Data about app and page elements:
"""

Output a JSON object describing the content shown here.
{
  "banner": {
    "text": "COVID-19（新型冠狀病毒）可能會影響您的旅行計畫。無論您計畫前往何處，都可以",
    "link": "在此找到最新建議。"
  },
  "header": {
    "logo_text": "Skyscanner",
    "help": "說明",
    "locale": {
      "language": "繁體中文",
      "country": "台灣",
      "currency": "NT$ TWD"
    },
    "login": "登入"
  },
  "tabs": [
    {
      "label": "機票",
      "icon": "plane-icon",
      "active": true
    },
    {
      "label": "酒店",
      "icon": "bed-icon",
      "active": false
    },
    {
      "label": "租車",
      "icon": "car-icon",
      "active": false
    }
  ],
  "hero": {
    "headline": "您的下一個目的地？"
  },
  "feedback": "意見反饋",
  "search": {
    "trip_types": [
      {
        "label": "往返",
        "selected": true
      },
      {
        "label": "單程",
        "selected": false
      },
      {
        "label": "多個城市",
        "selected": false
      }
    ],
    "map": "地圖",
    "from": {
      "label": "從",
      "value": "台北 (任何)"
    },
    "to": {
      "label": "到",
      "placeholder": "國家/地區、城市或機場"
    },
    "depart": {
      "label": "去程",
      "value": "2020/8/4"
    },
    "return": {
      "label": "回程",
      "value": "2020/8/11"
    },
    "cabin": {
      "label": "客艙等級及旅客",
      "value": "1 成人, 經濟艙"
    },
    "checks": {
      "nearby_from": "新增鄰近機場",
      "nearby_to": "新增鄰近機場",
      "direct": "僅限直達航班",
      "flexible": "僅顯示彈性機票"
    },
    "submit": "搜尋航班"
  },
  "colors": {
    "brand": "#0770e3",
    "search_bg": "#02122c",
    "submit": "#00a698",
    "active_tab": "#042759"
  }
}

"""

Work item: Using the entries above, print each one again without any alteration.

Answer space:
Output a JSON object describing the content shown here.
{
  "banner": {
    "text": "COVID-19（新型冠狀病毒）可能會影響您的旅行計畫。無論您計畫前往何處，都可以",
    "link": "在此找到最新建議。"
  },
  "header": {
    "logo_text": "Skyscanner",
    "help": "說明",
    "locale": {
      "language": "繁體中文",
      "country": "台灣",
      "currency": "NT$ TWD"
    },
    "login": "登入"
  },
  "tabs": [
    {
      "label": "機票",
      "icon": "plane-icon",
      "active": true
    },
    {
      "label": "酒店",
      "icon": "bed-icon",
      "active": false
    },
    {
      "label": "租車",
      "icon": "car-icon",
      "active": false
    }
  ],
  "hero": {
    "headline": "您的下一個目的地？"
  },
  "feedback": "意見反饋",
  "search": {
    "trip_types": [
      {
        "label": "往返",
        "selected": true
      },
      {
        "label": "單程",
        "selected": false
      },
      {
        "label": "多個城市",
        "selected": false
      }
    ],
    "map": "地圖",
    "from": {
      "label": "從",
      "value": "台北 (任何)"
    },
    "to": {
      "label": "到",
      "placeholder": "國家/地區、城市或機場"
    },
    "depart": {
      "label": "去程",
      "value": "2020/8/4"
    },
    "return": {
      "label": "回程",
      "value": "2020/8/11"
    },
    "cabin": {
      "label": "客艙等級及旅客",
      "value": "1 成人, 經濟艙"
    },
    "checks": {
      "nearby_from": "新增鄰近機場",
      "nearby_to": "新增鄰近機場",
      "direct": "僅限直達航班",
      "flexible": "僅顯示彈性機票"
    },
    "submit": "搜尋航班"
  },
  "colors": {
    "brand": "#0770e3",
    "search_bg": "#02122c",
    "submit": "#00a698",
    "active_tab": "#042759"
  }
}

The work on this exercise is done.